sudo waagent -deprovision+user -force

It is important to wait for the process to fully complete successfully. It usually takes a while and according to the documentation, the recommendation is to wait 1 hour for the command to complete.

Creating a fresh image

Now it is time to actually create the image. The following set of commands create a new VM image:

az vm deallocate --resource-group <myResourceGroup> --name <MyVM>
az vm generalize --resource-group <myResourceGroup> --name <MyVM>
az image create  --resource-group <myResourceGroup> --name <MyImage> --source <MyVM>

And now you’re done. If you go to the portal and review your resource group, you will see a resource of type Microsoft.Compute/Images. This is the image you just created. You can remove all the other resources and now use the freshly created image to create a Virtual Machine Scale Set.

Taking it to the next step

So now you know how to create a custom VM image and how to use that image to spin up VM’s through Azure DevOps in order to scale agents depending on the demand of pipeline jobs.- Now the next step is to automate all this. I have created an image using the procedure above and named that pipeline-agent-latest. I moved that image to a different resource group, where I automatically deploy a Virtual Network with a VMSS instance that integrates into that VNet. The VMSS has the pipeline-agent-latest images as a source image to provision VM’s from.

Adding a pipeline

Then I created a new pipeline that does the entire procedure described in this blog to create a new image, but then instead of creating one image, I create two. All in a new resource group. So this new resource group contains a VM and the two VM images pipeline-agent-latest and pipeline-agent-{version-number}. Then I move both images to the resource group that contains my VMSS and finally remove the resource group with the VM again. So this resource group only exists for the time it takes to create the images and is then removed again.

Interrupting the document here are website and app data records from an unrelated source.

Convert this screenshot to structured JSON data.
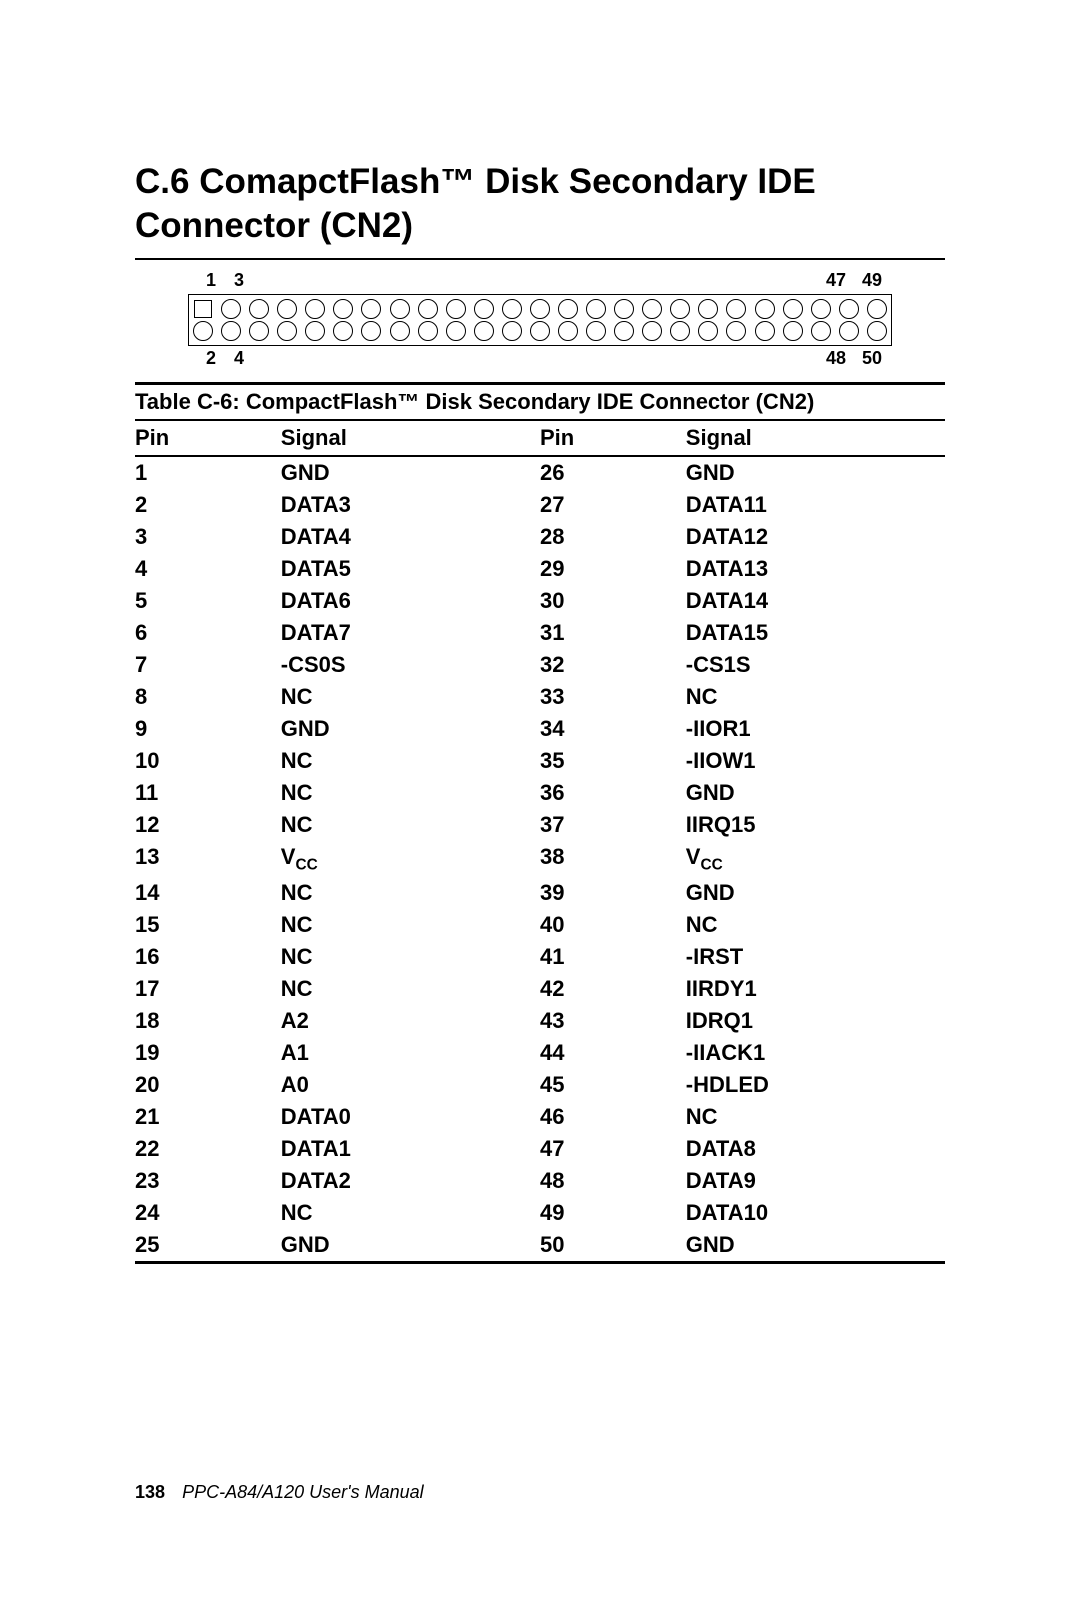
{
  "section_title": "C.6  ComapctFlash™ Disk Secondary IDE Connector (CN2)",
  "diagram_labels": {
    "tl1": "1",
    "tl2": "3",
    "tr1": "47",
    "tr2": "49",
    "bl1": "2",
    "bl2": "4",
    "br1": "48",
    "br2": "50"
  },
  "table_caption": "Table C-6: CompactFlash™ Disk Secondary IDE Connector (CN2)",
  "headers": {
    "pin": "Pin",
    "signal": "Signal"
  },
  "vcc": {
    "base": "V",
    "sub": "CC"
  },
  "chart_data": {
    "type": "table",
    "title": "CompactFlash™ Disk Secondary IDE Connector (CN2)",
    "columns": [
      "Pin",
      "Signal",
      "Pin",
      "Signal"
    ],
    "rows": [
      {
        "p1": "1",
        "s1": "GND",
        "p2": "26",
        "s2": "GND"
      },
      {
        "p1": "2",
        "s1": "DATA3",
        "p2": "27",
        "s2": "DATA11"
      },
      {
        "p1": "3",
        "s1": "DATA4",
        "p2": "28",
        "s2": "DATA12"
      },
      {
        "p1": "4",
        "s1": "DATA5",
        "p2": "29",
        "s2": "DATA13"
      },
      {
        "p1": "5",
        "s1": "DATA6",
        "p2": "30",
        "s2": "DATA14"
      },
      {
        "p1": "6",
        "s1": "DATA7",
        "p2": "31",
        "s2": "DATA15"
      },
      {
        "p1": "7",
        "s1": "-CS0S",
        "p2": "32",
        "s2": "-CS1S"
      },
      {
        "p1": "8",
        "s1": "NC",
        "p2": "33",
        "s2": "NC"
      },
      {
        "p1": "9",
        "s1": "GND",
        "p2": "34",
        "s2": "-IIOR1"
      },
      {
        "p1": "10",
        "s1": "NC",
        "p2": "35",
        "s2": "-IIOW1"
      },
      {
        "p1": "11",
        "s1": "NC",
        "p2": "36",
        "s2": "GND"
      },
      {
        "p1": "12",
        "s1": "NC",
        "p2": "37",
        "s2": "IIRQ15"
      },
      {
        "p1": "13",
        "s1": "VCC",
        "p2": "38",
        "s2": "VCC"
      },
      {
        "p1": "14",
        "s1": "NC",
        "p2": "39",
        "s2": "GND"
      },
      {
        "p1": "15",
        "s1": "NC",
        "p2": "40",
        "s2": "NC"
      },
      {
        "p1": "16",
        "s1": "NC",
        "p2": "41",
        "s2": "-IRST"
      },
      {
        "p1": "17",
        "s1": "NC",
        "p2": "42",
        "s2": "IIRDY1"
      },
      {
        "p1": "18",
        "s1": "A2",
        "p2": "43",
        "s2": "IDRQ1"
      },
      {
        "p1": "19",
        "s1": "A1",
        "p2": "44",
        "s2": "-IIACK1"
      },
      {
        "p1": "20",
        "s1": "A0",
        "p2": "45",
        "s2": "-HDLED"
      },
      {
        "p1": "21",
        "s1": "DATA0",
        "p2": "46",
        "s2": "NC"
      },
      {
        "p1": "22",
        "s1": "DATA1",
        "p2": "47",
        "s2": "DATA8"
      },
      {
        "p1": "23",
        "s1": "DATA2",
        "p2": "48",
        "s2": "DATA9"
      },
      {
        "p1": "24",
        "s1": "NC",
        "p2": "49",
        "s2": "DATA10"
      },
      {
        "p1": "25",
        "s1": "GND",
        "p2": "50",
        "s2": "GND"
      }
    ]
  },
  "footer": {
    "page_number": "138",
    "manual": "PPC-A84/A120 User's Manual"
  }
}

The nifty trick here is to remove all VM images from the resource group that contains your VMSS just prior to moving the new images over. In the end, the VMSS resource group will contain two images. One pipeline-agent-latest, but this is now an updated image, and one pipeline-agent-{version-number}. The latest is mandatory because I used Azure Bicep to provision the Virtual Network and VMSS and this code requires an image to be available. By also updating the latest image to the latest version I make sure that even when the VMSS pipeline runs and deploys a new version of my infrastructure, it takes the latest image.

I do think that it is a good idea to use images with a version number just so you can see what’s going on and in the VMSS instance identify which image is actually used. So the final step of the image builder pipeline (let’s call it that) is to update the VMSS instance and make the newly created versioned image the new source for it to spin up VM’s.

az vmss update --resource-group VMSS-Resource-Group --name VMSS-Instance-Name --set{subscription-id}/resourceGroups/VMSS-Resource-Group/providers/Microsoft.Compute/images/build-agent-{version-number}

Now that’s quite a command, but mainly because it contains the complete Resource ID of the VM Image. I scheduled this pipeline to run weekly so that once a week the images of my build agents are updated to the latest version of the dotnet 6 & 7 SDK’s and the latest version of the Azure CLI. Again, you can extend the capabilities of this pipeline to add more pre-installed systems to your image, but I believe you get the point.